● Problem to solve: The records below must be written out exactly, with every picture left behind.

Segment Start: Dataset

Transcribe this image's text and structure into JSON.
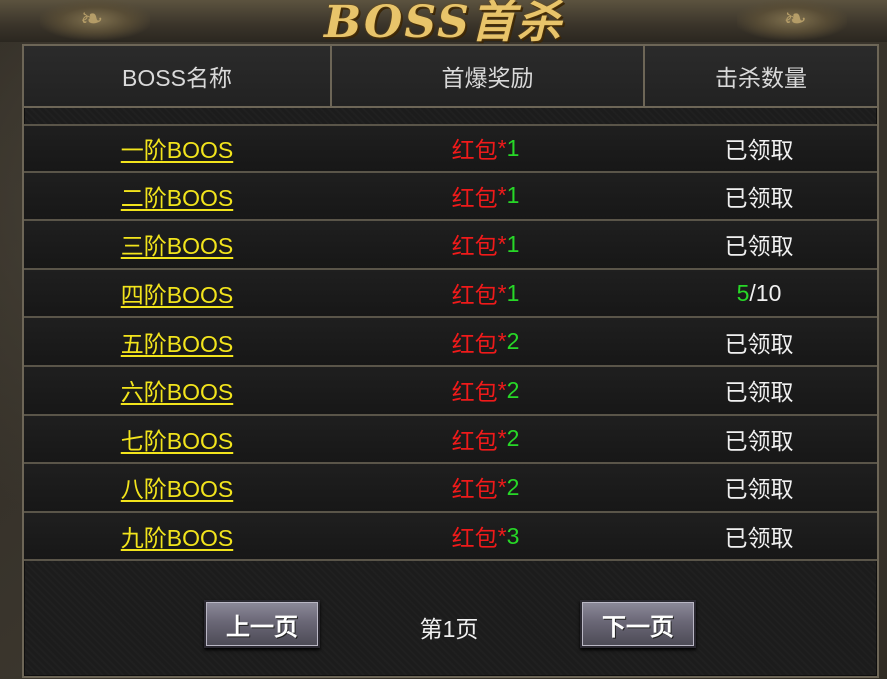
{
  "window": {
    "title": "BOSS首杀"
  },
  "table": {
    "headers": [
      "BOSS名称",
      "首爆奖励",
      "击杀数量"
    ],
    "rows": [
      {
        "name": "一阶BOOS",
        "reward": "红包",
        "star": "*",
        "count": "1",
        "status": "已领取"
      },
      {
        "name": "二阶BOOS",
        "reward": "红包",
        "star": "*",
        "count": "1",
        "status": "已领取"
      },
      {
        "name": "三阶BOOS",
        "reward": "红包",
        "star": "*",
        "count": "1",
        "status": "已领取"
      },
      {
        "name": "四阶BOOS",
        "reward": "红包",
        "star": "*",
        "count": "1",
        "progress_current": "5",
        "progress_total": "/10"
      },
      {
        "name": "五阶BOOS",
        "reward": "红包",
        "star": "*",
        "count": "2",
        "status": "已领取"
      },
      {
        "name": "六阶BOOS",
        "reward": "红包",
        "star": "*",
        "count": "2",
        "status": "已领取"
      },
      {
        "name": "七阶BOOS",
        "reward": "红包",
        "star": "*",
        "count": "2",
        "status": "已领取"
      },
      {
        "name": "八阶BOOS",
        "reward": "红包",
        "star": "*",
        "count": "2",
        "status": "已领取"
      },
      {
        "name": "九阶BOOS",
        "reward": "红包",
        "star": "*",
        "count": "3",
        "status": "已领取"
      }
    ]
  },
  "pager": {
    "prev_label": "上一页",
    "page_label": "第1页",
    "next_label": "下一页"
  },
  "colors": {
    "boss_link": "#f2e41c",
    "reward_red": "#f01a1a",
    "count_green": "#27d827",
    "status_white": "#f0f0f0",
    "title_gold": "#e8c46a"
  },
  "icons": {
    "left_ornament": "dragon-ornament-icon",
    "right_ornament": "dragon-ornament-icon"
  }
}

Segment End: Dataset

● Exercise result:
Transcribe this image's text and structure into JSON.
{
  "window": {
    "title": "BOSS首杀"
  },
  "table": {
    "headers": [
      "BOSS名称",
      "首爆奖励",
      "击杀数量"
    ],
    "rows": [
      {
        "name": "一阶BOOS",
        "reward": "红包",
        "star": "*",
        "count": "1",
        "status": "已领取"
      },
      {
        "name": "二阶BOOS",
        "reward": "红包",
        "star": "*",
        "count": "1",
        "status": "已领取"
      },
      {
        "name": "三阶BOOS",
        "reward": "红包",
        "star": "*",
        "count": "1",
        "status": "已领取"
      },
      {
        "name": "四阶BOOS",
        "reward": "红包",
        "star": "*",
        "count": "1",
        "progress_current": "5",
        "progress_total": "/10"
      },
      {
        "name": "五阶BOOS",
        "reward": "红包",
        "star": "*",
        "count": "2",
        "status": "已领取"
      },
      {
        "name": "六阶BOOS",
        "reward": "红包",
        "star": "*",
        "count": "2",
        "status": "已领取"
      },
      {
        "name": "七阶BOOS",
        "reward": "红包",
        "star": "*",
        "count": "2",
        "status": "已领取"
      },
      {
        "name": "八阶BOOS",
        "reward": "红包",
        "star": "*",
        "count": "2",
        "status": "已领取"
      },
      {
        "name": "九阶BOOS",
        "reward": "红包",
        "star": "*",
        "count": "3",
        "status": "已领取"
      }
    ]
  },
  "pager": {
    "prev_label": "上一页",
    "page_label": "第1页",
    "next_label": "下一页"
  },
  "colors": {
    "boss_link": "#f2e41c",
    "reward_red": "#f01a1a",
    "count_green": "#27d827",
    "status_white": "#f0f0f0",
    "title_gold": "#e8c46a"
  },
  "icons": {
    "left_ornament": "dragon-ornament-icon",
    "right_ornament": "dragon-ornament-icon"
  }
}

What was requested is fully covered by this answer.